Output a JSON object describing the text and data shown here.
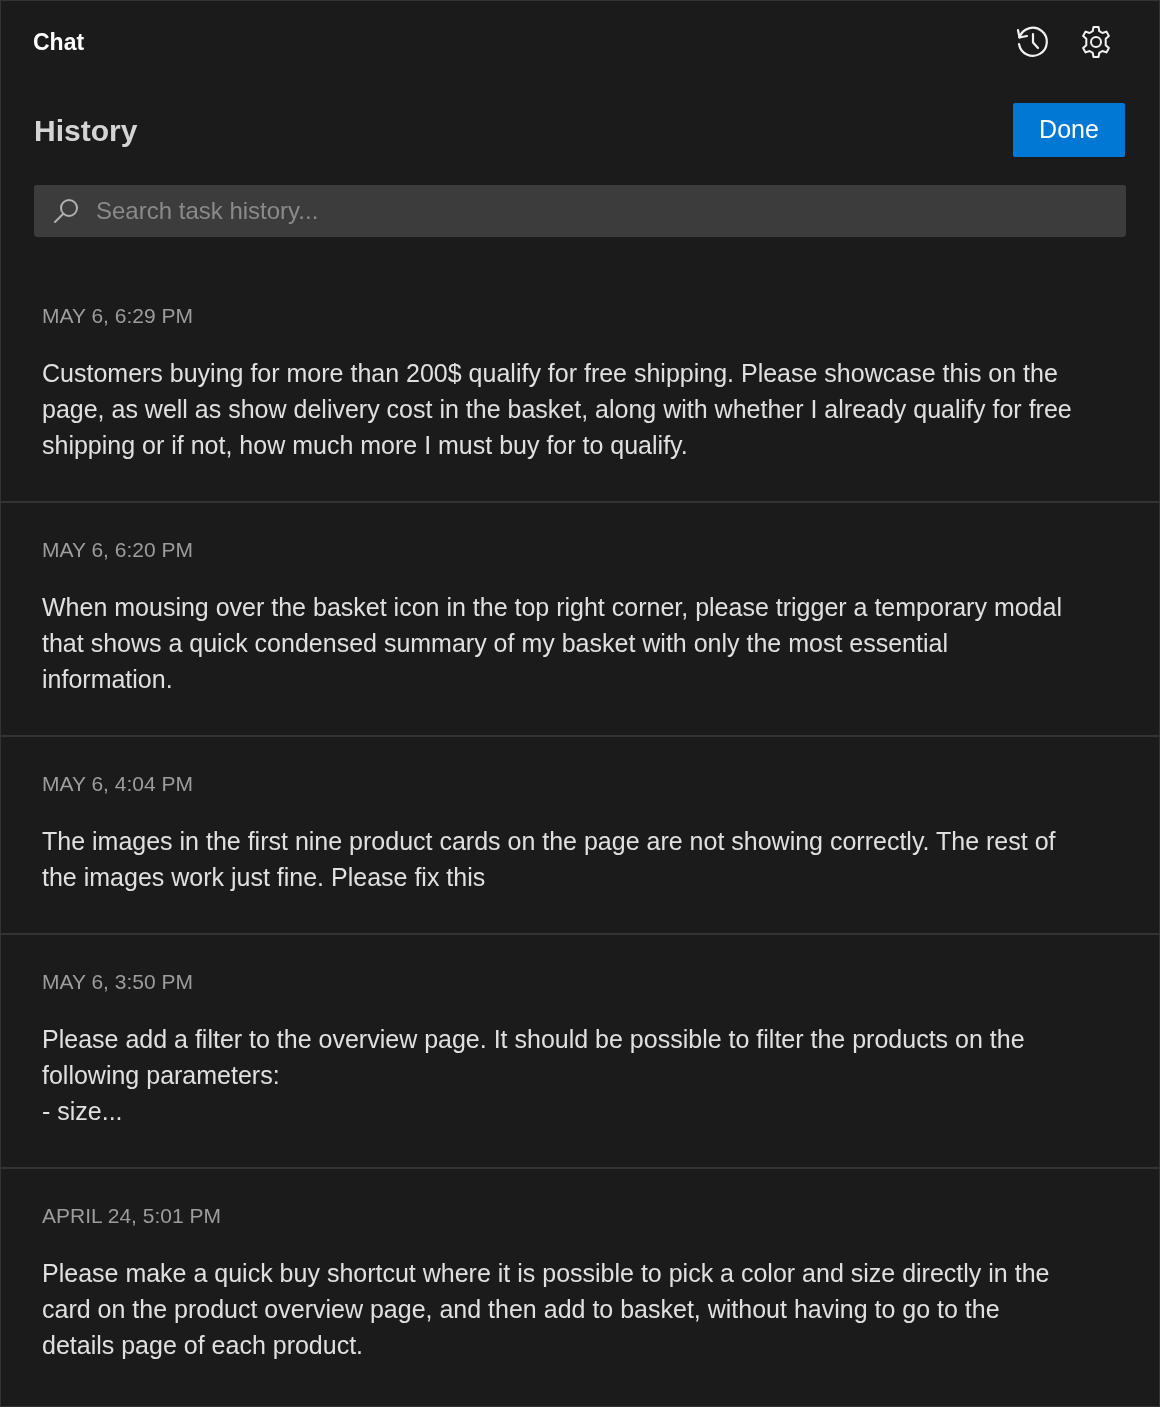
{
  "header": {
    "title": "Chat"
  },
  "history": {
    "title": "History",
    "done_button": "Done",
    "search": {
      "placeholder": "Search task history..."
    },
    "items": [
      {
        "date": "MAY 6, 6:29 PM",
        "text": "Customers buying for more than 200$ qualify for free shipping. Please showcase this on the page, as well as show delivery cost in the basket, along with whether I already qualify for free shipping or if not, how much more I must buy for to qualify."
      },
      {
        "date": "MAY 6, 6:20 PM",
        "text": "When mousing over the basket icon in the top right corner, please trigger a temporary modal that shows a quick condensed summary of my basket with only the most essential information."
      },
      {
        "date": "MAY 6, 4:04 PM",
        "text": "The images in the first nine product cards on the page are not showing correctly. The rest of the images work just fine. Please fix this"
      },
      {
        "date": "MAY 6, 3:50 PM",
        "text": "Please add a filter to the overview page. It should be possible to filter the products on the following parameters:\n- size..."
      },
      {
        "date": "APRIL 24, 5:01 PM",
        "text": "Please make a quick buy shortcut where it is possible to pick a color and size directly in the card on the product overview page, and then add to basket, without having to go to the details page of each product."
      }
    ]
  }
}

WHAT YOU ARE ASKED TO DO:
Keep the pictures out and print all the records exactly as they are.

RESULT OF THE TASK:
Output a JSON object describing the text and data shown here.
{
  "header": {
    "title": "Chat"
  },
  "history": {
    "title": "History",
    "done_button": "Done",
    "search": {
      "placeholder": "Search task history..."
    },
    "items": [
      {
        "date": "MAY 6, 6:29 PM",
        "text": "Customers buying for more than 200$ qualify for free shipping. Please showcase this on the page, as well as show delivery cost in the basket, along with whether I already qualify for free shipping or if not, how much more I must buy for to qualify."
      },
      {
        "date": "MAY 6, 6:20 PM",
        "text": "When mousing over the basket icon in the top right corner, please trigger a temporary modal that shows a quick condensed summary of my basket with only the most essential information."
      },
      {
        "date": "MAY 6, 4:04 PM",
        "text": "The images in the first nine product cards on the page are not showing correctly. The rest of the images work just fine. Please fix this"
      },
      {
        "date": "MAY 6, 3:50 PM",
        "text": "Please add a filter to the overview page. It should be possible to filter the products on the following parameters:\n- size..."
      },
      {
        "date": "APRIL 24, 5:01 PM",
        "text": "Please make a quick buy shortcut where it is possible to pick a color and size directly in the card on the product overview page, and then add to basket, without having to go to the details page of each product."
      }
    ]
  }
}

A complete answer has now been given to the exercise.